Gross Negligence and Waivers of Liability
Illinois courts generally refuse to uphold waivers of liability where the defendant’s conduct constituted gross negligence.
Gross Negligence and Punitive Damages
Illinois courts award punitive damages, if at all, in addition to economic and non-economic damages. The purpose of punitive damages is not to compensate you but to punish the defendant for their outrageous behavior. Nevertheless, if the court awards punitive damages, the money will still go to you. Courts only occasionally award punitive damages, even to victorious claimants.
To win punitive damages, you must prove that the defendant acted egregiously, such as with evil intent or extreme recklessness. Proving gross negligence will help you prove this level of culpability, but it may or may not be enough all by itself.
Special Case: Workers’ Compensation Claims
Workers’ compensation claims are reserved for work-related injuries. You cannot sue your employer for negligence even if they really were negligent. That’s okay, fortunately, because you don’t have to prove your employer was at fault to win. The amount of your compensation will be limited, however.
You can sue your employer for gross negligence if you also show that your employer was aware of the danger that caused your injuries and that they consciously refused to take any remedial measures.
Special Case: Product Liability Claims
If you suffered an injury due to a defect in a consumer product, you don’t have to prove negligence to win your claim. You must simply prove that the product was defective and unreasonably dangerous. That is because defects in a product’s design, manufacturing, and distribution are typically impossible to prove with specificity.
Criminal negligence is a critically different concept than all of the above-described forms of negligence. First of all, criminal negligence applies to criminal trials, not to civil lawsuits. In a lawsuit, the defendant’s money is at risk. In contrast, the defendant’s freedom might be at risk in a criminal prosecution.
The concept of criminal negligence is how the court distinguishes between negligence that should be handled by the civil courts and negligence that should prompt a court to sentence a defendant to prison. In many cases, the same action can constitute both gross negligence and criminal negligence. A classic example is a DUI accident, which can result in both a civil lawsuit and a prison sentence.
The Burden of Proof Problem
It is possible for a defendant to win an acquittal in criminal court for exactly the same negligent conduct that resulted in a finding of liability by a civil court. The reason for this disparity is that the burden of proof in a criminal trial is much higher than the burden of proof in a civil lawsuit.
A Chicago Personal Injury Lawyer Can Help You Understand Your Rights

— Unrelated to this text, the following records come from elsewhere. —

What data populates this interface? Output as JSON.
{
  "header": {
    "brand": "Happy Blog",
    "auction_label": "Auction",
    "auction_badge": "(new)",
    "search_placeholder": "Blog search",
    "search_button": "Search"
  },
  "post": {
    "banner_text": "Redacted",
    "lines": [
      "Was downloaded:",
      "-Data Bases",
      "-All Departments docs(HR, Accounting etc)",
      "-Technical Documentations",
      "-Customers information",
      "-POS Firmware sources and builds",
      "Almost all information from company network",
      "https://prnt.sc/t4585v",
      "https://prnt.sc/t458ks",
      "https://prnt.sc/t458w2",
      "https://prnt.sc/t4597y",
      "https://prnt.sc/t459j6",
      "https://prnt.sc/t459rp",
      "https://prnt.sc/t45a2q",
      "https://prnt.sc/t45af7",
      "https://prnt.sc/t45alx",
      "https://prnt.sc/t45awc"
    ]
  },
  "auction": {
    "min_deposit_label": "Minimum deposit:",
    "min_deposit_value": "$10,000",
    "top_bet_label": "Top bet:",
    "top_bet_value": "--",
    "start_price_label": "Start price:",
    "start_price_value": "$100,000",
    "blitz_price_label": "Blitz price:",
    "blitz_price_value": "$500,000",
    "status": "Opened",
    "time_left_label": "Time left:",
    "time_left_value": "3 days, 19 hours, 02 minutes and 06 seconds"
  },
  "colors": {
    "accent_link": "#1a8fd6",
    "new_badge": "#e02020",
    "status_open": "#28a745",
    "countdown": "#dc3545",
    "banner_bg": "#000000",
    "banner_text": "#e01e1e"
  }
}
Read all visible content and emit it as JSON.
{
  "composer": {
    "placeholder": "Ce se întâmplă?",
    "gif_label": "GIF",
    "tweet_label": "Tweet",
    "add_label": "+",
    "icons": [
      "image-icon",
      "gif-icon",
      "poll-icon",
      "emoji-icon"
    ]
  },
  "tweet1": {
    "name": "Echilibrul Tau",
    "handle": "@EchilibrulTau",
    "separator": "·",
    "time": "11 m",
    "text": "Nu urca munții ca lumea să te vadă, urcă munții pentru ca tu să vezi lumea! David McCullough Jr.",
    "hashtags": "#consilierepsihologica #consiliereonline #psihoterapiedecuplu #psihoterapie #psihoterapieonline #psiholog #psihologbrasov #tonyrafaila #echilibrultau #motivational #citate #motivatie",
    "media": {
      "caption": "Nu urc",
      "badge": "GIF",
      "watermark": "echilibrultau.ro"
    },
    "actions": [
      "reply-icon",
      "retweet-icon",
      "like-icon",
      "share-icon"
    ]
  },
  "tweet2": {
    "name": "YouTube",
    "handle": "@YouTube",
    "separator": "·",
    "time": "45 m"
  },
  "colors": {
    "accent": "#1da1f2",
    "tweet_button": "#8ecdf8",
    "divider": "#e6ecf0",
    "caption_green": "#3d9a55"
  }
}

You never really know how much your personal injury claim is worth until you talk to a lawyer. Remember, it won’t cost you a dime to hire a Chicago personal injury lawyer unless they settle or win your case. Even then, their fee will amount to a percentage of the amount of your compensation. This incentive structure puts your lawyer on your side because after all, the more money you make, the more money your lawyer makes.